> **Information shown**:
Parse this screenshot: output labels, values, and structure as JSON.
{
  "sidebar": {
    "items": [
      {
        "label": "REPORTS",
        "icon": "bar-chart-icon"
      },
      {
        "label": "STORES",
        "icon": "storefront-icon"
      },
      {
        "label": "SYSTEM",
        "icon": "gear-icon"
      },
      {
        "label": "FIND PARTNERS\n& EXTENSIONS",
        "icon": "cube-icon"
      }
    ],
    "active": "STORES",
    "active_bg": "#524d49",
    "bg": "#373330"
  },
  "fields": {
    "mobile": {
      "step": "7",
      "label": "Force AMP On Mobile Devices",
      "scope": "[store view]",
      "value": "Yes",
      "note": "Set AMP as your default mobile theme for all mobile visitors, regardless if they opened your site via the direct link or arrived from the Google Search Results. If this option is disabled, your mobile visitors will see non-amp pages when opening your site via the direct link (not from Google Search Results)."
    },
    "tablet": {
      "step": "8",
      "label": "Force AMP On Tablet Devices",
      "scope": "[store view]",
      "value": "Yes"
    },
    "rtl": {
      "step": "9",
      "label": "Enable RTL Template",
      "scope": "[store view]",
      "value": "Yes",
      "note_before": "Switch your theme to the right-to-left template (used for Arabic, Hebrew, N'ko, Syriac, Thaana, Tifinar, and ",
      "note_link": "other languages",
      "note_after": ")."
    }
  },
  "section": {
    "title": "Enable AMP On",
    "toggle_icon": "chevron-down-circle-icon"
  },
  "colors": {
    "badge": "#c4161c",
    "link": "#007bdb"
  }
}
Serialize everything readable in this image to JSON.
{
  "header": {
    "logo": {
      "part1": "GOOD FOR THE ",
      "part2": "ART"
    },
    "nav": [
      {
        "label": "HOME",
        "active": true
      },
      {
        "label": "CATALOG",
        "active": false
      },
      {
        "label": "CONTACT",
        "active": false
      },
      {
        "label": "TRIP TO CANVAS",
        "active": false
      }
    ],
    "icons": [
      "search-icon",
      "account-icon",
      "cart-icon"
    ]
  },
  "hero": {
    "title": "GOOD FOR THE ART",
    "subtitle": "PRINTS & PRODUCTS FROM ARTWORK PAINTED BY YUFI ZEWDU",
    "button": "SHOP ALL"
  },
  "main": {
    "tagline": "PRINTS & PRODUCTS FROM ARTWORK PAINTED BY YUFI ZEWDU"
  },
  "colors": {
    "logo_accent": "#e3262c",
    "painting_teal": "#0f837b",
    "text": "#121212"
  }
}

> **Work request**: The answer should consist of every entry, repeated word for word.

> **Solution for this task**:
Parse this screenshot: output labels, values, and structure as JSON.
{
  "sidebar": {
    "items": [
      {
        "label": "REPORTS",
        "icon": "bar-chart-icon"
      },
      {
        "label": "STORES",
        "icon": "storefront-icon"
      },
      {
        "label": "SYSTEM",
        "icon": "gear-icon"
      },
      {
        "label": "FIND PARTNERS\n& EXTENSIONS",
        "icon": "cube-icon"
      }
    ],
    "active": "STORES",
    "active_bg": "#524d49",
    "bg": "#373330"
  },
  "fields": {
    "mobile": {
      "step": "7",
      "label": "Force AMP On Mobile Devices",
      "scope": "[store view]",
      "value": "Yes",
      "note": "Set AMP as your default mobile theme for all mobile visitors, regardless if they opened your site via the direct link or arrived from the Google Search Results. If this option is disabled, your mobile visitors will see non-amp pages when opening your site via the direct link (not from Google Search Results)."
    },
    "tablet": {
      "step": "8",
      "label": "Force AMP On Tablet Devices",
      "scope": "[store view]",
      "value": "Yes"
    },
    "rtl": {
      "step": "9",
      "label": "Enable RTL Template",
      "scope": "[store view]",
      "value": "Yes",
      "note_before": "Switch your theme to the right-to-left template (used for Arabic, Hebrew, N'ko, Syriac, Thaana, Tifinar, and ",
      "note_link": "other languages",
      "note_after": ")."
    }
  },
  "section": {
    "title": "Enable AMP On",
    "toggle_icon": "chevron-down-circle-icon"
  },
  "colors": {
    "badge": "#c4161c",
    "link": "#007bdb"
  }
}
Serialize everything readable in this image to JSON.
{
  "header": {
    "logo": {
      "part1": "GOOD FOR THE ",
      "part2": "ART"
    },
    "nav": [
      {
        "label": "HOME",
        "active": true
      },
      {
        "label": "CATALOG",
        "active": false
      },
      {
        "label": "CONTACT",
        "active": false
      },
      {
        "label": "TRIP TO CANVAS",
        "active": false
      }
    ],
    "icons": [
      "search-icon",
      "account-icon",
      "cart-icon"
    ]
  },
  "hero": {
    "title": "GOOD FOR THE ART",
    "subtitle": "PRINTS & PRODUCTS FROM ARTWORK PAINTED BY YUFI ZEWDU",
    "button": "SHOP ALL"
  },
  "main": {
    "tagline": "PRINTS & PRODUCTS FROM ARTWORK PAINTED BY YUFI ZEWDU"
  },
  "colors": {
    "logo_accent": "#e3262c",
    "painting_teal": "#0f837b",
    "text": "#121212"
  }
}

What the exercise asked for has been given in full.